All-giving Pow'r! great Source of life! Oh hear the parent, hear the wife! That life thou lendeft from above, Though little, make it large in love; O bid my feeling heart expand To ev'ry claim, on ev'ry hand To thofe from whom my days I drew, To these in whom thofe days renew, To all my kin, however wide, In cordial warmth as blood allied, To friends with ftecly fetters twin'd, And to the cruel, not unkind!
But chief the lord of my defire, My life, myself, my foul, my fire, Friends, children, all that with can claim, Chafte paffion clafp, and rapture nameO fpare him, fpare him, gracious Pow'r! O give him to my lateft hour! Let me my length of life employ To give my fole enjoyment joy. His love let mutual love excite, Turn all iny cares to his delight; And ev'ry needlefs bleffing fpare, Wherein my darling wants a fhare. When he with graceful action woos, And fweetly bills, and fondly coos, Ah! deck me, to his eyes alone, With charms attractive as his own; And, in my circling wings carefs'd, Give all the lover to my breast. Then in our chafte connubial bed, My bofom pillow'd for his head, His with blissful flumbers clofe, eyes And watch, wit me, my lord's repose; Your peace around his temples twine, And love him with a love like mine.
And, for I know his gen'rous flame, Beyond whate'er my fex can claim,

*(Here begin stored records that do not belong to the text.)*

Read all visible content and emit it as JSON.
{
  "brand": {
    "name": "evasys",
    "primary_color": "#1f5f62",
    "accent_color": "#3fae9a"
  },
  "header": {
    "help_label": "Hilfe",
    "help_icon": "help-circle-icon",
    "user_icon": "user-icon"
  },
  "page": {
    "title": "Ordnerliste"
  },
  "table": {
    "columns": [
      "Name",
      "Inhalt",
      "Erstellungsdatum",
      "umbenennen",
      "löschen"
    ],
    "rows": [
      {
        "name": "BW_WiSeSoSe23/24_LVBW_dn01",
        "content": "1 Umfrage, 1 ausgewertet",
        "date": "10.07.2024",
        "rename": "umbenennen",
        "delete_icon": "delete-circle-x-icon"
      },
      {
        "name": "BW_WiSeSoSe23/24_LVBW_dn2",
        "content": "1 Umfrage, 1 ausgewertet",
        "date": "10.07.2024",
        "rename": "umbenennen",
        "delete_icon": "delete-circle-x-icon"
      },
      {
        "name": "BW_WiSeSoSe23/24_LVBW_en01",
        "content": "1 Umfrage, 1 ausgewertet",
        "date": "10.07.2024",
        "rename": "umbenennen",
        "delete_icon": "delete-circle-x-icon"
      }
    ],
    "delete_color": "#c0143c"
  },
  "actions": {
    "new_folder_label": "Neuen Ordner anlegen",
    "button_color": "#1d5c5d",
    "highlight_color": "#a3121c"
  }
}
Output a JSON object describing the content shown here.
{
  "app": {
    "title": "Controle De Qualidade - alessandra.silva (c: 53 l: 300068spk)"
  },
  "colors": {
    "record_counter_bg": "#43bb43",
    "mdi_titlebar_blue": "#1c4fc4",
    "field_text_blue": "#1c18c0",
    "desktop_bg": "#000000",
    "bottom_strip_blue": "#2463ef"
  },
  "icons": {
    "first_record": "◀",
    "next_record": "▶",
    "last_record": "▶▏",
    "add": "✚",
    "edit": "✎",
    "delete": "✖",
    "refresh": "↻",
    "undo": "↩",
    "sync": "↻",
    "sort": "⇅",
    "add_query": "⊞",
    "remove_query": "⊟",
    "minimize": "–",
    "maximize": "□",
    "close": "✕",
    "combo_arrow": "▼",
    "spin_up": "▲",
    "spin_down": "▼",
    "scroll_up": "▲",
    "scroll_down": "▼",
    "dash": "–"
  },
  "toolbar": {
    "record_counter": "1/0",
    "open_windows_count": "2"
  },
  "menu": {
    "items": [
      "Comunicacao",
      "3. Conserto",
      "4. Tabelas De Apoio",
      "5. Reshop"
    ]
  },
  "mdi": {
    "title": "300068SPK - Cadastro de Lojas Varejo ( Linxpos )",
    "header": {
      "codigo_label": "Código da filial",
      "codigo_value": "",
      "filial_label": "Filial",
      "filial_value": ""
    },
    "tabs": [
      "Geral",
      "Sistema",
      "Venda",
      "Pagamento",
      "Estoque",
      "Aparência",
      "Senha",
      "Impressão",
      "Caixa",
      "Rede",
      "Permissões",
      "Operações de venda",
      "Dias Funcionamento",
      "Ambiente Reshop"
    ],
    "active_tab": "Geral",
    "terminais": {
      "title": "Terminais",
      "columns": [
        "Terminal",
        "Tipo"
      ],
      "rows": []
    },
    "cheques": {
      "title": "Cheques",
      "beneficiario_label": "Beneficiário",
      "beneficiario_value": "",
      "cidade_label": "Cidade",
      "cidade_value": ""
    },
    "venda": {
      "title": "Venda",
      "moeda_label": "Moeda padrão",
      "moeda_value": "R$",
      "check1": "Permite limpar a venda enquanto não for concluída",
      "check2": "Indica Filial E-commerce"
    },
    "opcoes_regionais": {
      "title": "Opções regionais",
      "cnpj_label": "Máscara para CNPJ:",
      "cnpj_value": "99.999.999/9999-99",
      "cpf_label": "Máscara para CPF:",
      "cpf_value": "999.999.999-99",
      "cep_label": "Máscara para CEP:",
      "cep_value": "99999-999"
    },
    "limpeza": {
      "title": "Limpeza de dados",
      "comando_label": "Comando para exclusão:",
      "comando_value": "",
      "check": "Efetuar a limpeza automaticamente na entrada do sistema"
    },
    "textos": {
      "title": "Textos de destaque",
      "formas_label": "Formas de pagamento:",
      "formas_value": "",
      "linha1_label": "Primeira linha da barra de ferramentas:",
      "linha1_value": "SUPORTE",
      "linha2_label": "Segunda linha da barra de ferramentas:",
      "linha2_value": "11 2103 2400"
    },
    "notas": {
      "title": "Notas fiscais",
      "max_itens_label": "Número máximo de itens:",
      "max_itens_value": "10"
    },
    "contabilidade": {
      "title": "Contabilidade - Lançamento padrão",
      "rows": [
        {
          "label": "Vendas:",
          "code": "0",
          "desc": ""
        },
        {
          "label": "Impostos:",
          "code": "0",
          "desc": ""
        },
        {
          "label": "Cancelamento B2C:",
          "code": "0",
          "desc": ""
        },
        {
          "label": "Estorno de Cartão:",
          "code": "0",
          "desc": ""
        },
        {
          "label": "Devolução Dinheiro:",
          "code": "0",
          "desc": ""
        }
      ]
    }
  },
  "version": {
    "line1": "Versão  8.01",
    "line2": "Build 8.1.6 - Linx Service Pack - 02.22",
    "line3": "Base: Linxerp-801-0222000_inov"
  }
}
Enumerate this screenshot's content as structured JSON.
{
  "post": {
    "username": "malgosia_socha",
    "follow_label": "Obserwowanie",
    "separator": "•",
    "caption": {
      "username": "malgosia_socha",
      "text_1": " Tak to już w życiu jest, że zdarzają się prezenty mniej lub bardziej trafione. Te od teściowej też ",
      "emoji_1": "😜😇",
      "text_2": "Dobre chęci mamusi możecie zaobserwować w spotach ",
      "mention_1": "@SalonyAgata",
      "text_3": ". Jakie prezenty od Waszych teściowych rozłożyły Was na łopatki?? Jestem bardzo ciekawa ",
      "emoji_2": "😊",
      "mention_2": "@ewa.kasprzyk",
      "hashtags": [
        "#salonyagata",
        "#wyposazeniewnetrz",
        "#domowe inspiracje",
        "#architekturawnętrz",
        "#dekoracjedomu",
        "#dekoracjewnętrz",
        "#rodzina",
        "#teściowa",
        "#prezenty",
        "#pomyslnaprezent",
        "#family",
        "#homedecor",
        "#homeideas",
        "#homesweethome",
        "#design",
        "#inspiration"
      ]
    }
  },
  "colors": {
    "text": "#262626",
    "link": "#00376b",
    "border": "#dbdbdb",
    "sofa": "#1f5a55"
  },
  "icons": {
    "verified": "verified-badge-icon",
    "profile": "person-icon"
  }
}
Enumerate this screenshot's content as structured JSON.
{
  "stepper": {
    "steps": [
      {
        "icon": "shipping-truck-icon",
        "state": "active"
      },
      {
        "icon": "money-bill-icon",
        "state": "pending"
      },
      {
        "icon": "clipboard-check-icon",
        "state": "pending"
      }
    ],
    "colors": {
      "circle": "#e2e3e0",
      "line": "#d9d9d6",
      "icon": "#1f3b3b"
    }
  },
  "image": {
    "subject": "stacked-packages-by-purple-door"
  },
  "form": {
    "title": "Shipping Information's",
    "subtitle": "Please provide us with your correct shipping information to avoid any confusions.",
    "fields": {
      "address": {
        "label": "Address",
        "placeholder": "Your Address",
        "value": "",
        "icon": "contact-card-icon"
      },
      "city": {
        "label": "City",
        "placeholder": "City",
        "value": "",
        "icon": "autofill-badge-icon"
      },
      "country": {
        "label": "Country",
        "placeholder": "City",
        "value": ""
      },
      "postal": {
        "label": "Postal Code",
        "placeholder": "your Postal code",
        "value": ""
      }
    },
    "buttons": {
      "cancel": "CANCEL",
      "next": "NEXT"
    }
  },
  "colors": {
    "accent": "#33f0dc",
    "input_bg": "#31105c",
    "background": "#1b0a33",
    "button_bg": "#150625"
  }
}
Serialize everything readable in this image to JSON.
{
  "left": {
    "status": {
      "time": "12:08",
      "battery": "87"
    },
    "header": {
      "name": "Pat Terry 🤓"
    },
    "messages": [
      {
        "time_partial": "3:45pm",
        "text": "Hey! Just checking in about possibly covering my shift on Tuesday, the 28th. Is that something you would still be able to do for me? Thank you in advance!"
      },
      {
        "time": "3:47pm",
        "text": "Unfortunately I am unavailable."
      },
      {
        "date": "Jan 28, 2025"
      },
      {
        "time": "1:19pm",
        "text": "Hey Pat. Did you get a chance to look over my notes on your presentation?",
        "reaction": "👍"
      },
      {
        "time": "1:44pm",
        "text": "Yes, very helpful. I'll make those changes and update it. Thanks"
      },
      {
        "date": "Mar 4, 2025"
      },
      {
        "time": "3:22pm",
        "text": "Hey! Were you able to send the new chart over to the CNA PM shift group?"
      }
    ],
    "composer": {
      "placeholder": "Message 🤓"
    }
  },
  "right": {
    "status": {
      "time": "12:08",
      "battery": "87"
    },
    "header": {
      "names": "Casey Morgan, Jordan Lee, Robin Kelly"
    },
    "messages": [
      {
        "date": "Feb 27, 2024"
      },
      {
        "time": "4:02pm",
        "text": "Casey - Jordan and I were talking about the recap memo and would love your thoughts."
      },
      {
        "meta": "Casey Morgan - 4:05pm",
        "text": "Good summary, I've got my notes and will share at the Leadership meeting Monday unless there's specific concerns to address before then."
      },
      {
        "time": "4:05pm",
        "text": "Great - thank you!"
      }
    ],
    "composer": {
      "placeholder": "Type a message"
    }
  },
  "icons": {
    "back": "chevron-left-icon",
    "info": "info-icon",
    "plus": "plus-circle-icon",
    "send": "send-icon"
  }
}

Me too to your protection take,
And fpare me for my husband's fake.
Let one unruffled, calm delight
The loving and belov'd unite;
One pure defire our bofoms warm,
One will direct, one wifh inform;
Through life, one mutual aid fuftain;
In death, one peaceful grave contain.
While, fwelling with the darling theme,
Her accents pour'd an endless stream,
The well-known wings a found impart
That reach'd her ear, and touch'd her heart;
Quick dropp'd the mufic of her tongue,
And forth with cager joy the fprung.
As fwift her ent'ring confort flew,
And plum'd, and kindled at the view;
Their wings, their fouls, embracing meet,
Their hearts with anfwering meature beat;
Half loft in fecret fweets, and blefs'd
With raptures felt, but ne'er exprefs'd.
Straight to her humble roof the led
The partner of her spotlefs bed;
young, a flutt'ring pair, arise,
Their welcome fparkling in their eyes;
Tranfported, to their fire they bound,
And hang with fpeechlefs action round.
In pleasure wrapt the parents ftand,
And fee their little wings expand;
The fire his life-fuftaining prize
To each expecting bill applies,
There fondly pours the wheaten fpoil,
With tranfport given, tho' won with toil;
While, all-collected at the fight,
And filent through fupreme delight,
The Fair high heaven of blifs beguiles,
And on her lord and infants fmiles.
The Sparrow, whofe attention hung Upon the Dove's enchanting tongue, Of all his little flights difarin'd, And from himself by virtue charm'd, When now he faw what only feem'd, A fact fo late a fable deem'd, His foul to envy he refign'd, His hours of folly to the wind; In fecret with a turtle too, And, fighing to himself, withdrew.
$324. FABLE XV. TIS faid of widow, maid, and wife, That honour is a woman's life; Unhappy fex! who only claim A being in the breath of fame Which, tainted, not the quick'ning gales That fweep Sabæa's fpicy vales, Nor all the healing fweets reftore, That breathe along Arabia's fhore.
The trav'ller, if he chance to stray,
May turn uncenfur'd to his way;
Polluted ftreams again are pure,
And deepeft wounds admit a cure.
But woman no redemption knows,
The wounds of honour never clofe.
Tho' diftant ev'ry hand to guide, Ner kill'd on life's tempeftuous tide,